Maintaining a sense of humor not only gives us perspective, but even dark or gallows humor reminds us that we are bigger than what is happening to us. Think Roberto Benigni in Life Is Beautiful. One thing about satire for the layperson: It often uses sordid material (as in, say, The Simpsons) to skewer, ridicule, and deflate that same sordid material. Try to appreciate humor for what it says about the thing ridiculed -- its societal context or moral sense -- not just whether it touches on a subject you feel comfortable (or uncomfortable) around. (I wrote a master's thesis on the use of satire and irony in Doonesbury.)
Cheerful Ode to Lemons of Literature - New York Times: "'Man, when I first met Christy -- and this is no joke, a cliche but no joke -- it was like my heart was literally stuck on my esophagus,' Mr. Walloch read from 'Ash Wednesday' [by actor Ethan Hawke] as an audience of more than 40 groaned and giggled. It was soon revealed that Christy is a woman with a posterior so 'dynamite,' that, 'if you looked at her from the back you'd swear she was a black chick.'"
Molley barks at clomping repairmen, thumping neighbors, and curious cats in the abstract -- but once they are face-to-face, she shrinks and whimpers. (Even held securely on a leash, she lunges snarling at a cat, then leaps back yelping in fear of retaliation.) I say to her, "You're just a prisoner of your instincts, aren't you?" I think every dachsie -- male or female -- has excess testosterone.
With seven to nine out of ten "vey-hic-les" being SUVs or super-sized pickup trucks or "dualies," Houstonians think off-roading is an urban sport: They drive off the interstate and plow over boulevards to reach the feeder road ahead of an exit if the lanes are backed up, or they just go wherever the hell they want if they change their mind about which way they're going. They may also zip and cut murderously through traffic, generally without using turn signals. It's more than mildly irritating to a law-abiding midwest-raised fella like me, but you have to agree that it wouldn't be Texas without some rebellion and obstreperousness. It certainly shows a sense of determination and can-do-it-iveness. Rules are boring anyway; following them all the time just gets you into a rut. No, wait; actually, it's off-roading and killing all the grass that gets you into a muddy rut...
The old Ciros and the Charcoal Chicken were razed today during the ongoing expansion of I-10 in west Houston. Let us bow our heads in a moment of silence and pray for a quick opening of the new and larger Ciros, farther west next to Guadalajaras, and a hopeful relocation for the Chicken too.
Political Split Leaves a Church Sadder and Grayer - New York Times: "For Mr. Buchanan, it came down to what he said was the Christian principle that one person cannot judge another. 'People try to separate sin, and you can't separate sin,' he said. 'They're the same, abortion and treating your neighbor like dirt. Anything that separates you from your God is sin. I can't say who's ungodly and who ain't.'"
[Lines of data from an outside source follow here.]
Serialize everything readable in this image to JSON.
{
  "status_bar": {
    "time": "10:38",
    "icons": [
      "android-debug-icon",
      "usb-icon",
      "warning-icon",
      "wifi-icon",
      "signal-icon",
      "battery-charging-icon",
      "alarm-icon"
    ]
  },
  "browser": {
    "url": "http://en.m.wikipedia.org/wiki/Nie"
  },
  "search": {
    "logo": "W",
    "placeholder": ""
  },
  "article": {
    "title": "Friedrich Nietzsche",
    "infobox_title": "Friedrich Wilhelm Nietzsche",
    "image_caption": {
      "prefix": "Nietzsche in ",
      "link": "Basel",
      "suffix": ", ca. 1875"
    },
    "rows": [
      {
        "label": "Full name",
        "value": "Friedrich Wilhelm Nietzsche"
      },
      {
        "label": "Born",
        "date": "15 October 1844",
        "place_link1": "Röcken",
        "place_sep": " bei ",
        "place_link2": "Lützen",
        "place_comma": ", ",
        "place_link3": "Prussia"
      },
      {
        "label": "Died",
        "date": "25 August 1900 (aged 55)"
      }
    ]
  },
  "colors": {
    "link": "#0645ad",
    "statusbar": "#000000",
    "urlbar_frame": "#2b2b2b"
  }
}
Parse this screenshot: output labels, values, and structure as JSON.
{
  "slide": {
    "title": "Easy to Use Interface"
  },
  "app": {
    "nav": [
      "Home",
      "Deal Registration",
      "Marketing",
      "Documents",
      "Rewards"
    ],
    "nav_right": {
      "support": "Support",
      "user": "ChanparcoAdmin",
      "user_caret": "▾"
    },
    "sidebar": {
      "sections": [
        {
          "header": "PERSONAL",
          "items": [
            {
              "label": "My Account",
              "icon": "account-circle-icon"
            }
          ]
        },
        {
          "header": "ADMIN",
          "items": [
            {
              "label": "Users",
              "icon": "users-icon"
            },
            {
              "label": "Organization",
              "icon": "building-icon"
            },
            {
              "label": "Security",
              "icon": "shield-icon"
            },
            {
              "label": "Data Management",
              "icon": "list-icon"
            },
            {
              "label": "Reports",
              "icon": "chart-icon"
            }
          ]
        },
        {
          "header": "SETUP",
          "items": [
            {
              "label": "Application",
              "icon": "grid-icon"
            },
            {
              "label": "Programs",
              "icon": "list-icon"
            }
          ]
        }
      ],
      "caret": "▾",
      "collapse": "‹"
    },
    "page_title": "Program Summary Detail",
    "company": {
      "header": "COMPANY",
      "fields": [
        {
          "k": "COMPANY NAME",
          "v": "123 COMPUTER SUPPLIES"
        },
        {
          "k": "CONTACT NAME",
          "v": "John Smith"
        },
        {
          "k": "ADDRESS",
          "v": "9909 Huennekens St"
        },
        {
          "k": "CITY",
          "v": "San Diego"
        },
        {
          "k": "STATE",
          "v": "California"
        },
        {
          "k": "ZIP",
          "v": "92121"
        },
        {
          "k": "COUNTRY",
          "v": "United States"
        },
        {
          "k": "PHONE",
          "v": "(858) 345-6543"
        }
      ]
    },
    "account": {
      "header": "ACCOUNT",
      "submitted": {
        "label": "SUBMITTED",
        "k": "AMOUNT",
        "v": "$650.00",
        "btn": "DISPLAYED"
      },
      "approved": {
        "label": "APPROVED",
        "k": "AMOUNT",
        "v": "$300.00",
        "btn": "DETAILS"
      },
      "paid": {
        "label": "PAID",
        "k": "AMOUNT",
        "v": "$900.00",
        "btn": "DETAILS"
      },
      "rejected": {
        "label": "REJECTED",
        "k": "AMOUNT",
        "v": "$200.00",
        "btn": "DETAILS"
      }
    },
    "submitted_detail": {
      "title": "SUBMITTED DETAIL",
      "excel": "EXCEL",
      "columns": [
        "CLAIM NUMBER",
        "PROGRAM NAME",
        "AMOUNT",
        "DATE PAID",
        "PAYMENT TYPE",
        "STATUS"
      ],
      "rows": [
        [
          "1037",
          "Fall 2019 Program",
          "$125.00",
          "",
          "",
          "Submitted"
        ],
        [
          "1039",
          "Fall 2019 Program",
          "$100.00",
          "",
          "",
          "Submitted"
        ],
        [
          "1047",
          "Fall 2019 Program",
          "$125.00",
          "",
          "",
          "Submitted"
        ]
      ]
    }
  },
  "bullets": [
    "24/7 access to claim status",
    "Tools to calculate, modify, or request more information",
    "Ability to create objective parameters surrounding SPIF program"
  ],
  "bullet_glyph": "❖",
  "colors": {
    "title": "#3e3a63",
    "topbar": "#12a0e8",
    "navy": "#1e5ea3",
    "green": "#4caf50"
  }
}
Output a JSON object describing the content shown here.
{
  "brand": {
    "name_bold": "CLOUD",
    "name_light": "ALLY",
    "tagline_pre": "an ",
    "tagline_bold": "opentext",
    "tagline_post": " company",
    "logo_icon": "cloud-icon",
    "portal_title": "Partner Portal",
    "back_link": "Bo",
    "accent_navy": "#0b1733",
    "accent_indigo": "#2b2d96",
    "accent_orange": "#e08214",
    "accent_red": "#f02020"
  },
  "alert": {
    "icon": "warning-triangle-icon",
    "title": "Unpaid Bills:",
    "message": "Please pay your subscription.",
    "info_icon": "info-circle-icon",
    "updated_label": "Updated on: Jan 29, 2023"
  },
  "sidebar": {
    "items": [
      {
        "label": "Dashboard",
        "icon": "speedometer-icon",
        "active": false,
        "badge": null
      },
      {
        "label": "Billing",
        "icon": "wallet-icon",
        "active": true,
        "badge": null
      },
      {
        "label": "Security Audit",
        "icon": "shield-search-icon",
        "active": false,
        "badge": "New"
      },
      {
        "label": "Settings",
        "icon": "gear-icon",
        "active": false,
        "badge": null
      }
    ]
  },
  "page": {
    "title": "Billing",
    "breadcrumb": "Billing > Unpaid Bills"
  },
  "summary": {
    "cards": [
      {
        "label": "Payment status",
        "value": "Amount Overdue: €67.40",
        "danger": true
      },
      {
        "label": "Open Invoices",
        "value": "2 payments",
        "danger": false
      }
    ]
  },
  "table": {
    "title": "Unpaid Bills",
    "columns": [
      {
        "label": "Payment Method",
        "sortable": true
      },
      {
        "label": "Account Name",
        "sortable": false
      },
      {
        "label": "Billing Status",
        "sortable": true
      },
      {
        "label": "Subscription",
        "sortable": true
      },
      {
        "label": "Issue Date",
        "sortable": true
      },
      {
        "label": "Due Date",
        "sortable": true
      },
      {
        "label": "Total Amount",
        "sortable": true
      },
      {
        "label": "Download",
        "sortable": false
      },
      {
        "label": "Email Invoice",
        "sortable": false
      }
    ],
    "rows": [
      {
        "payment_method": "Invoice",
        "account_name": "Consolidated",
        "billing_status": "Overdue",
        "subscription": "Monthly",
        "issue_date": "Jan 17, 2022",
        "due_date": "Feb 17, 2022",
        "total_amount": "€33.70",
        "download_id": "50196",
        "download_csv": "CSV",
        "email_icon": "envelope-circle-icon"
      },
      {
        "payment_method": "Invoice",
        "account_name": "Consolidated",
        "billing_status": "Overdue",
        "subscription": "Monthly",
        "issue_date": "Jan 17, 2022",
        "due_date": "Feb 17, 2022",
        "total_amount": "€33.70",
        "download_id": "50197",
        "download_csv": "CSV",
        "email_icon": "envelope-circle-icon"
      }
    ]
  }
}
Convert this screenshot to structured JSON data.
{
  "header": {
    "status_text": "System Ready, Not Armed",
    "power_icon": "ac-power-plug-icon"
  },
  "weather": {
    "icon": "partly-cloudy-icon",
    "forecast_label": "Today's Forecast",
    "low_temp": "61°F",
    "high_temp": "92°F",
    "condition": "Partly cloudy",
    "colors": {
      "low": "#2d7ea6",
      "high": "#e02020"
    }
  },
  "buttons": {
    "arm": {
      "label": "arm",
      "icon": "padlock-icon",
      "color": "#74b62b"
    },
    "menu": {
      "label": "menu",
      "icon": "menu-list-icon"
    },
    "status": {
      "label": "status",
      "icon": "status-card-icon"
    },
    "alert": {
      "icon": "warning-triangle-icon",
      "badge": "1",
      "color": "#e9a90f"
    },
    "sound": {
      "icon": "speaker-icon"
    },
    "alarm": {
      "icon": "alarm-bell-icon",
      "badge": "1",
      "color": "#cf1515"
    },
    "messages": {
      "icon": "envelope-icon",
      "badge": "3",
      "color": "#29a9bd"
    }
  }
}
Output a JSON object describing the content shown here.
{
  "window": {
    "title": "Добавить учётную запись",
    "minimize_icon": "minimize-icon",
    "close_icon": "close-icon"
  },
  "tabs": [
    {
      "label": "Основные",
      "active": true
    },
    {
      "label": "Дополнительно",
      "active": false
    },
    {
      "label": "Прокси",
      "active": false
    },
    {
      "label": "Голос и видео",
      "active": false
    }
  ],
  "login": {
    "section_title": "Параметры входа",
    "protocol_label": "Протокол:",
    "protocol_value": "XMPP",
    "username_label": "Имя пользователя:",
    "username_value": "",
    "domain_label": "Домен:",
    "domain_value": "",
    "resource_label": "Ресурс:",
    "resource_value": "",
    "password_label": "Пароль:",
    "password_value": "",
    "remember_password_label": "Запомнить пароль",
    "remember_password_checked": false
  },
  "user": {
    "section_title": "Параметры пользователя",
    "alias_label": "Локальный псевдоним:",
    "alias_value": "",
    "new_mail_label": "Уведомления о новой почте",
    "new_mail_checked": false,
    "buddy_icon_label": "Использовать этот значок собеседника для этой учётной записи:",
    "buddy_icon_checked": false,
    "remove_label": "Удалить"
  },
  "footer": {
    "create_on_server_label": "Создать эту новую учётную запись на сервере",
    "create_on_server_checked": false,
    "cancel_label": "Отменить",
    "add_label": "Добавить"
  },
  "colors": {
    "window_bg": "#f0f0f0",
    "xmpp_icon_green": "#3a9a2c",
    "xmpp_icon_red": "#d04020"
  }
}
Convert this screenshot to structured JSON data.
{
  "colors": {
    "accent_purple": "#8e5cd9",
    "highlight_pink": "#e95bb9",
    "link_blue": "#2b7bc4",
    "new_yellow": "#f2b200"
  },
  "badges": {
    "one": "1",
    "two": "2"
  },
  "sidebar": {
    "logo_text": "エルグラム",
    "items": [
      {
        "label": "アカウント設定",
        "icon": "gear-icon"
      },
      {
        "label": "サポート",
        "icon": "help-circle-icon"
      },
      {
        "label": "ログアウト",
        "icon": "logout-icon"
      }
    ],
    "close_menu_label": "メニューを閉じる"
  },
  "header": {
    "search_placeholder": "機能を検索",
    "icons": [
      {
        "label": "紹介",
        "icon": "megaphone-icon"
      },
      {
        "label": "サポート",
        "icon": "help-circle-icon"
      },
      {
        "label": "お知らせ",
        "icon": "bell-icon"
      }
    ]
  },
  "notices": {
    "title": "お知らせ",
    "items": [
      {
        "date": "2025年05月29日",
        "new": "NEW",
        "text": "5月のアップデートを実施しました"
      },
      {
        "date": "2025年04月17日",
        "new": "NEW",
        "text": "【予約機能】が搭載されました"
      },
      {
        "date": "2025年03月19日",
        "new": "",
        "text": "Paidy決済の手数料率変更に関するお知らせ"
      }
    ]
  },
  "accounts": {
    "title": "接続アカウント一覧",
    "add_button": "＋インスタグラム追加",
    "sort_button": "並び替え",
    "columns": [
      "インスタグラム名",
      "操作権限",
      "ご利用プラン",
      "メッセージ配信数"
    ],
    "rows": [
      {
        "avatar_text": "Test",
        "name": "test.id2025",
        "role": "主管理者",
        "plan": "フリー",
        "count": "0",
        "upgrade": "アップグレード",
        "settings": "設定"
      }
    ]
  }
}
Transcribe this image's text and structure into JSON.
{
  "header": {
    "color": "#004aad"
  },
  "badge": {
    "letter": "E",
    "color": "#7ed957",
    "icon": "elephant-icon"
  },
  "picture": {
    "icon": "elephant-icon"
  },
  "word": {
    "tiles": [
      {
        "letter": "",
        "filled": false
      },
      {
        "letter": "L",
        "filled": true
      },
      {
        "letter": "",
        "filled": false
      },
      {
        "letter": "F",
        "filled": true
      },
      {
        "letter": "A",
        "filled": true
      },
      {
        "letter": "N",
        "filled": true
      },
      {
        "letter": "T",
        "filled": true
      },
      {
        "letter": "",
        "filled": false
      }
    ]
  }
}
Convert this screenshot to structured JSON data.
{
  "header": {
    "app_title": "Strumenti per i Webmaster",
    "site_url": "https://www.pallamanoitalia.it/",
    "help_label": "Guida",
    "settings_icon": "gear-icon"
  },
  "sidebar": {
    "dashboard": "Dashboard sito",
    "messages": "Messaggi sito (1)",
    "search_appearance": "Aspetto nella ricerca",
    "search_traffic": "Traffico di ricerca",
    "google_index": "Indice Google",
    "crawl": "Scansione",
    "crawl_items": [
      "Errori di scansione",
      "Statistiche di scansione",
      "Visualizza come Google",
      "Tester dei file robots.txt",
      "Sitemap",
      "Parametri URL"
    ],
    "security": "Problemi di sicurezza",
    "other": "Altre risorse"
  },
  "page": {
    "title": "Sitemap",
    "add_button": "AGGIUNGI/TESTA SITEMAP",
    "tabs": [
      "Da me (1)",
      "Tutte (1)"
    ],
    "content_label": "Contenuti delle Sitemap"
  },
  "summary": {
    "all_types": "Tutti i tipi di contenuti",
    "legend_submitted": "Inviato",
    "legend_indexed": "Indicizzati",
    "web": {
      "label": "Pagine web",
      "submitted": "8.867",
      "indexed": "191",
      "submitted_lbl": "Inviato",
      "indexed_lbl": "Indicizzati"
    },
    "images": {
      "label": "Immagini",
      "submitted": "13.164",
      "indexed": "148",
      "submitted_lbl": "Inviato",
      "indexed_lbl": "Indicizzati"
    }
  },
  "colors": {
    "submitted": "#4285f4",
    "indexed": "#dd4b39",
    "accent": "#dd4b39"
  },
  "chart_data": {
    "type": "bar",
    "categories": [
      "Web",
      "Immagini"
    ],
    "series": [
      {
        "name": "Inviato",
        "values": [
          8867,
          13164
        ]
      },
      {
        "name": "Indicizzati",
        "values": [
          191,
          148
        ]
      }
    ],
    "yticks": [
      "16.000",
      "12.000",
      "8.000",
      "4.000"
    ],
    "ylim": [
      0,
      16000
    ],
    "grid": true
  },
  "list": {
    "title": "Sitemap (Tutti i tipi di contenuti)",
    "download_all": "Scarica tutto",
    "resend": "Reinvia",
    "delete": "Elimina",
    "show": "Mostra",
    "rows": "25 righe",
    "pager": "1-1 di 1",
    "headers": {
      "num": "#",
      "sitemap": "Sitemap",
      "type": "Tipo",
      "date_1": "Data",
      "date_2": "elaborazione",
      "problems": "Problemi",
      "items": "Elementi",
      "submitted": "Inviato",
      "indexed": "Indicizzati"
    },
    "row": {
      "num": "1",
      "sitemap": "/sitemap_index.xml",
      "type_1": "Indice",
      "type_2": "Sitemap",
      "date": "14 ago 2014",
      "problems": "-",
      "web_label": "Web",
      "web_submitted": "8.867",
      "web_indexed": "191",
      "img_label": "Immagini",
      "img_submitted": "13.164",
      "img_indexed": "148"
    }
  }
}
Blogging, as in Slogging - New York Times: It's not "build it and they will come" -- but "build it right and they will come."
It's important to think critically (objectively) about the sociological context of religion and faith itself. ("First take the plank out of your own eye" Matthew 7:5) Episcopal Bishop John Shelby Spong has made cogent if controversial theological points for over three decades, though some of his assertions stray into speculation.